Rollercoasters. Just the word stirs fear in some people. For others it stirs adrenaline. Those in the first category may feel queasy. Suddenly what they ate for lunch isn’t settling all that well. Those in the second category, on the other hand, may start to smile–almost an evil smile–and they cannot wait to experience the thrill of anticipation as they crest the top of the first peak. The twists and turns are the same for both groups; it is the reaction that is different.
I fall into the second category of people mentioned above. I have yet to meet a roller coaster I didn’t enjoy nor one that I wouldn’t try. I’ve ridden wooden roller coasters–coasters so rickety that the rider was sure the entire apparatus would crumble before the ride ended. I’ve ridden steel coasters that drop the rider at breath taking speeds and terrifying angles of descent. I’ve ridden stand up roller coasters–they even looped. I’ve ridden coasters that the riders all traveled backwards so no one could anticipate the next curve or drop. I’ve ridden free fall coasters. To this day, if given the opportunity, I would try any coaster out there.
Why all the talk about roller coasters?
I’ve been thinking a lot about life lately, and how life is much like a coaster. There are terrifying moments of speed and unanticipated curves that seem certain to throw the rider from the car. Life, like coasters, has peaks and valleys. Until a few years ago, the highest elevation I had achieved was at the top of a roller coaster. Growing up in Western New York, I didn’t have much exposure to mountains. I spent some time in the Alleghany Mountains, but I did not realize that, compared to other places, Alleghany was more like a collection of large hills. I realized that when I was given the opportunity to chaperone a high school marching band trip to Colorado. On one of the days there, our tour bus took us up a winding mountain pass to Rocky Mountain National Park. (For some, the ride itself was as terrifying as any roller coaster!) The temperature in the valley below us when we departed was in the 90’s. The temperature when we stepped off the bus in the park was in the 50’s. There were steps to climb even higher up the mountainside. Of course I had to give it a try. I found that as I ascended, the air was different. Those with more mountain experience than me explained that the air got thinner the higher we climbed. There was snow on our way up. It was July. I had never seen anything more beautiful in nature than the Rocky Mountains. When I reached the top of the steps, (as high as the park would allow climbing) I nearly burst with the invigoration of what had been accomplished and the view before me. As I started the descent back down to where the bus was waiting, I noticed that the closer I got to the bus, the more difficult it became to continue. I’m sure some of it was because I was exhausted from climbing as well as chaperoning over one hundred high school students, but there was something else working against me. The air was thick and seemed to be resisting my walking through it. I noticed it even more after the bus took us back down the mountain pass and we were back at ground level once again. At times it felt as though there were weights in my shoes that kept me from moving forward.

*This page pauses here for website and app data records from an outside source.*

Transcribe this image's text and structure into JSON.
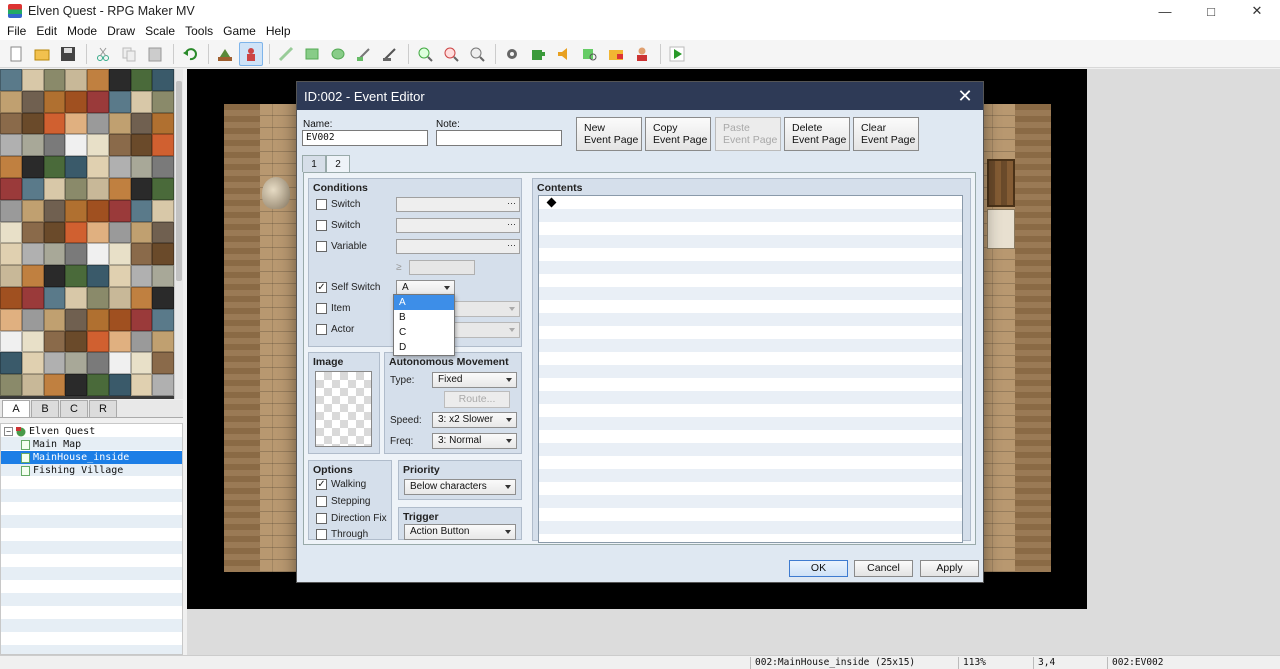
{
  "window": {
    "title": "Elven Quest - RPG Maker MV"
  },
  "menu": [
    "File",
    "Edit",
    "Mode",
    "Draw",
    "Scale",
    "Tools",
    "Game",
    "Help"
  ],
  "toolbar_icons": [
    "new-project-icon",
    "open-project-icon",
    "save-project-icon",
    "cut-icon",
    "copy-icon",
    "paste-icon",
    "undo-icon",
    "map-mode-icon",
    "event-mode-icon",
    "pencil-icon",
    "rectangle-icon",
    "ellipse-icon",
    "flood-fill-icon",
    "shadow-pen-icon",
    "zoom-in-icon",
    "zoom-out-icon",
    "actual-size-icon",
    "database-icon",
    "plugin-manager-icon",
    "sound-test-icon",
    "event-searcher-icon",
    "resource-manager-icon",
    "character-generator-icon",
    "playtest-icon"
  ],
  "tileset_tabs": [
    "A",
    "B",
    "C",
    "R"
  ],
  "map_tree": [
    {
      "label": "Elven Quest",
      "level": 0,
      "root": true
    },
    {
      "label": "Main Map",
      "level": 1
    },
    {
      "label": "MainHouse_inside",
      "level": 1,
      "selected": true
    },
    {
      "label": "Fishing Village",
      "level": 1
    }
  ],
  "status": {
    "map": "002:MainHouse_inside (25x15)",
    "zoom": "113%",
    "coords": "3,4",
    "event": "002:EV002"
  },
  "dialog": {
    "title": "ID:002 - Event Editor",
    "name_label": "Name:",
    "name_value": "EV002",
    "note_label": "Note:",
    "note_value": "",
    "buttons": {
      "new_page": "New\nEvent Page",
      "copy_page": "Copy\nEvent Page",
      "paste_page": "Paste\nEvent Page",
      "delete_page": "Delete\nEvent Page",
      "clear_page": "Clear\nEvent Page"
    },
    "page_tabs": [
      "1",
      "2"
    ],
    "active_page": "2",
    "conditions": {
      "title": "Conditions",
      "switch1": "Switch",
      "switch2": "Switch",
      "variable": "Variable",
      "ge_symbol": "≥",
      "self_switch": "Self Switch",
      "self_switch_checked": true,
      "self_switch_value": "A",
      "item": "Item",
      "actor": "Actor",
      "dropdown_options": [
        "A",
        "B",
        "C",
        "D"
      ],
      "dropdown_highlight": "A"
    },
    "image": {
      "title": "Image"
    },
    "autonomous": {
      "title": "Autonomous Movement",
      "type_label": "Type:",
      "type_value": "Fixed",
      "route_label": "Route...",
      "speed_label": "Speed:",
      "speed_value": "3: x2 Slower",
      "freq_label": "Freq:",
      "freq_value": "3: Normal"
    },
    "options": {
      "title": "Options",
      "walking": "Walking",
      "walking_checked": true,
      "stepping": "Stepping",
      "direction_fix": "Direction Fix",
      "through": "Through"
    },
    "priority": {
      "title": "Priority",
      "value": "Below characters"
    },
    "trigger": {
      "title": "Trigger",
      "value": "Action Button"
    },
    "contents": {
      "title": "Contents"
    },
    "ok": "OK",
    "cancel": "Cancel",
    "apply": "Apply"
  }
}
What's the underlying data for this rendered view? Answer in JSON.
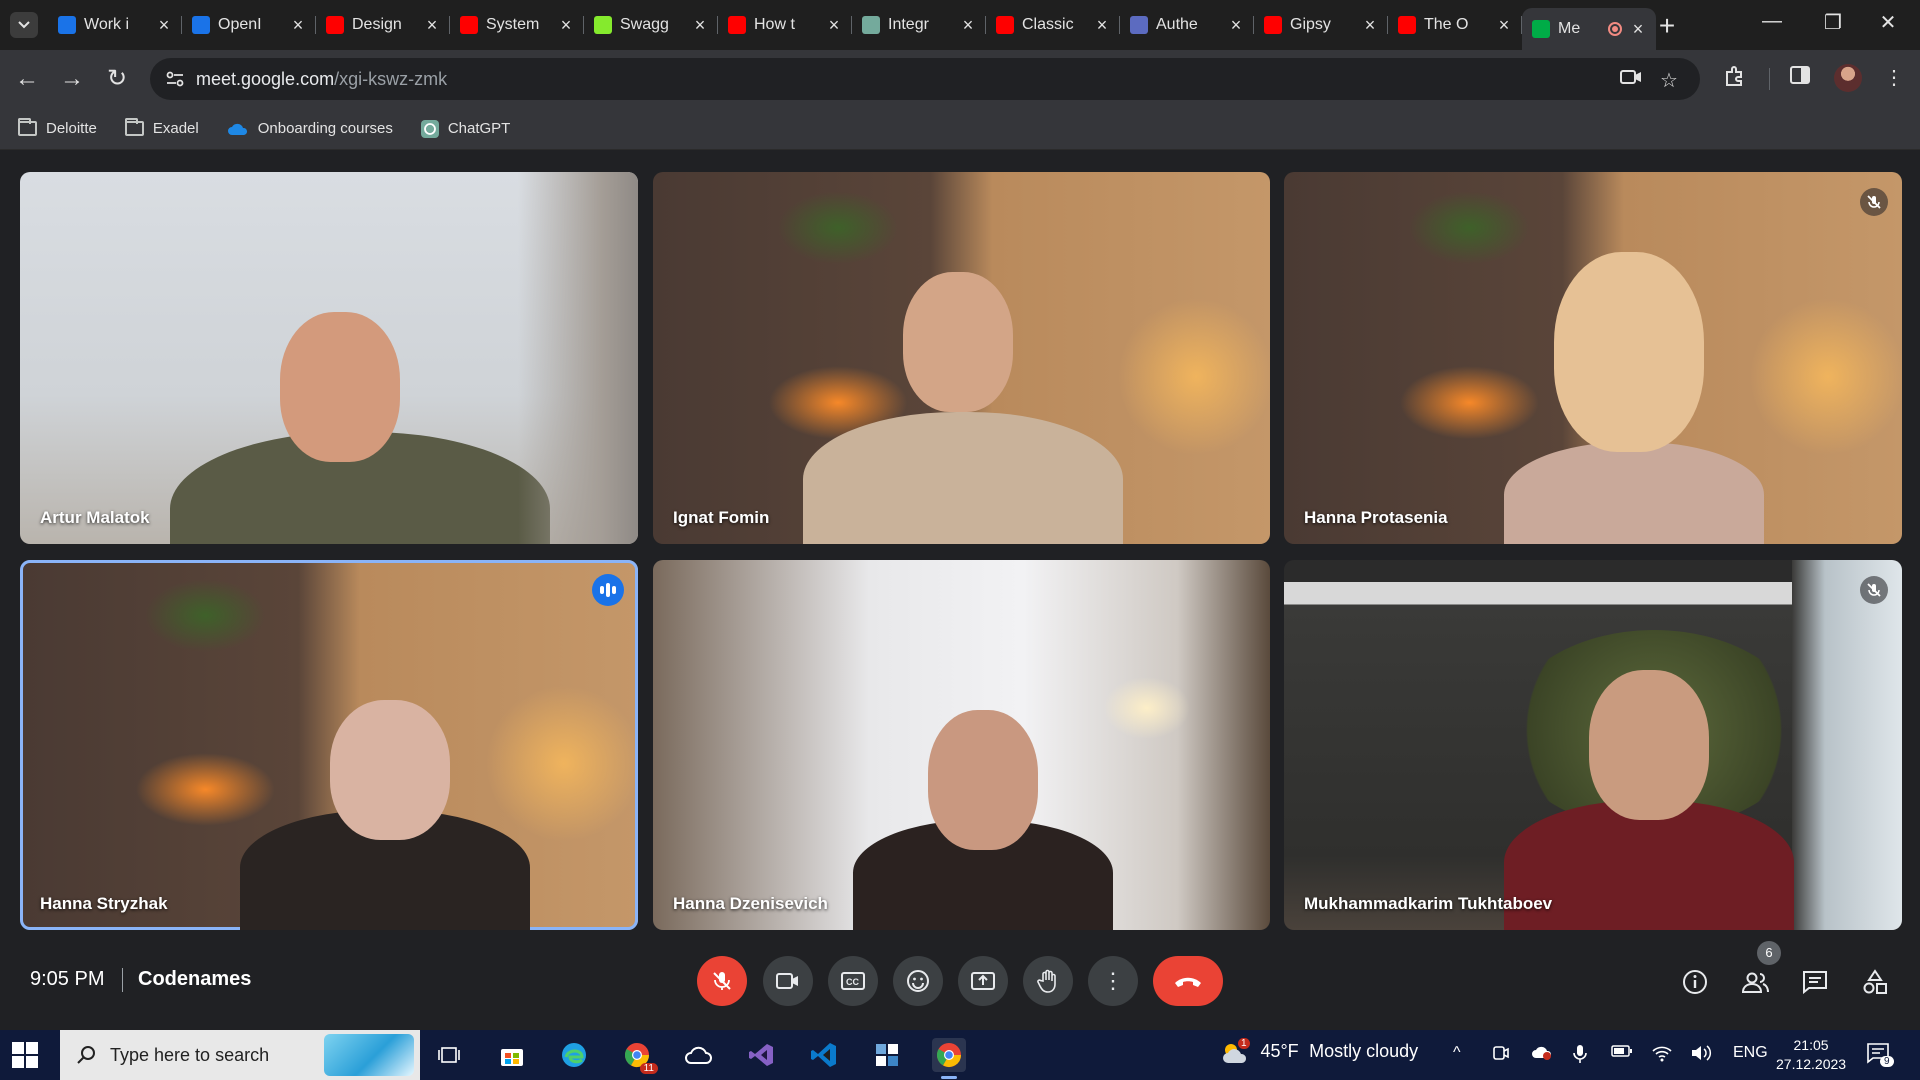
{
  "browser": {
    "tabs": [
      {
        "title": "Work i",
        "favicon_color": "#1a73e8",
        "favicon": "work-item-icon"
      },
      {
        "title": "OpenI",
        "favicon_color": "#1a73e8",
        "favicon": "openai-docs-icon"
      },
      {
        "title": "Design",
        "favicon_color": "#ff0000",
        "favicon": "youtube-icon"
      },
      {
        "title": "System",
        "favicon_color": "#ff0000",
        "favicon": "youtube-icon"
      },
      {
        "title": "Swagg",
        "favicon_color": "#85ea2d",
        "favicon": "swagger-icon"
      },
      {
        "title": "How t",
        "favicon_color": "#ff0000",
        "favicon": "youtube-icon"
      },
      {
        "title": "Integr",
        "favicon_color": "#74aa9c",
        "favicon": "chatgpt-icon"
      },
      {
        "title": "Classic",
        "favicon_color": "#ff0000",
        "favicon": "youtube-icon"
      },
      {
        "title": "Authe",
        "favicon_color": "#5c6bc0",
        "favicon": "auth-icon"
      },
      {
        "title": "Gipsy",
        "favicon_color": "#ff0000",
        "favicon": "youtube-icon"
      },
      {
        "title": "The O",
        "favicon_color": "#ff0000",
        "favicon": "youtube-icon"
      },
      {
        "title": "Me",
        "favicon_color": "#00ac47",
        "favicon": "meet-icon",
        "active": true
      }
    ],
    "url_host": "meet.google.com",
    "url_path": "/xgi-kswz-zmk",
    "bookmarks": [
      {
        "label": "Deloitte",
        "icon": "folder-icon"
      },
      {
        "label": "Exadel",
        "icon": "folder-icon"
      },
      {
        "label": "Onboarding courses",
        "icon": "onedrive-icon"
      },
      {
        "label": "ChatGPT",
        "icon": "chatgpt-icon"
      }
    ]
  },
  "participants": [
    {
      "name": "Artur Malatok",
      "muted": false,
      "speaking": false
    },
    {
      "name": "Ignat Fomin",
      "muted": false,
      "speaking": false
    },
    {
      "name": "Hanna Protasenia",
      "muted": true,
      "speaking": false
    },
    {
      "name": "Hanna Stryzhak",
      "muted": false,
      "speaking": true
    },
    {
      "name": "Hanna Dzenisevich",
      "muted": false,
      "speaking": false
    },
    {
      "name": "Mukhammadkarim Tukhtaboev",
      "muted": true,
      "speaking": false
    }
  ],
  "meeting": {
    "time": "9:05 PM",
    "title": "Codenames",
    "people_count": "6",
    "accent_red": "#ea4335"
  },
  "taskbar": {
    "search_placeholder": "Type here to search",
    "weather_temp": "45°F",
    "weather_desc": "Mostly cloudy",
    "weather_badge": "1",
    "lang": "ENG",
    "time": "21:05",
    "date": "27.12.2023",
    "notifications": "9",
    "app_badge": "11"
  }
}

The Christian life has mountains and valleys as well. The mountain tops are amazing! There is a sense of peace knowing that something has been conquered. The valleys, though, are tough. Each step takes concentrated effort and at times, it feels as though one just cannot go on. I know because it seems I am in a valley right now. I look back several months and I remember the peace and excitement of the mountain I was on. I no longer have that peace or excitement. In fact, at one point today, I cried as I sat on the floor of the bedroom, and told God that this was just too hard–I just could NOT DO THIS ANYMORE. There are too many things on my plate–things that keep me awake at night. I wonder how things are going to be worked out in the lives of my kids, in our marriage, in our finances, in our spiritual lives…the list goes on. I look around a house that desperately needs attention yet know that I just am unable to do as much as I used to do. I look inside myself and see emptiness and loneliness as I wonder where I fit in anymore. I long for someone to talk to–someone who has been where I am and understands the depths of what I am feeling. There is no one to be found. The loneliness is accentuated and the pain is almost unbearable. Tears. I picture, once again, Jesus catching all my tears and putting them in a bottle. Perhaps he will pour them out as rain or snow when I finally meet him. Maybe He will simply show me the giant bottle of tears He has collected and reassure me that He did indeed see every one.
Today as I was driving through Wisconsin, I plugged in my MP3 player to listen to some music. The following lyrics met my ears and began to melt my hardened heart:
“Love came down and rescued me,
Love came down and set me free
I am yours. I am forever yours.
Mountain high or valley low,
I sing out and remind my soul,
I am yours, I am forever yours.”
The valley is not fun. The view is dark and the walk is tedious. I miss the mountain. But, even in the valley, I am His. Others may shun me, but Jesus does not. He sees my tears.
And He cares.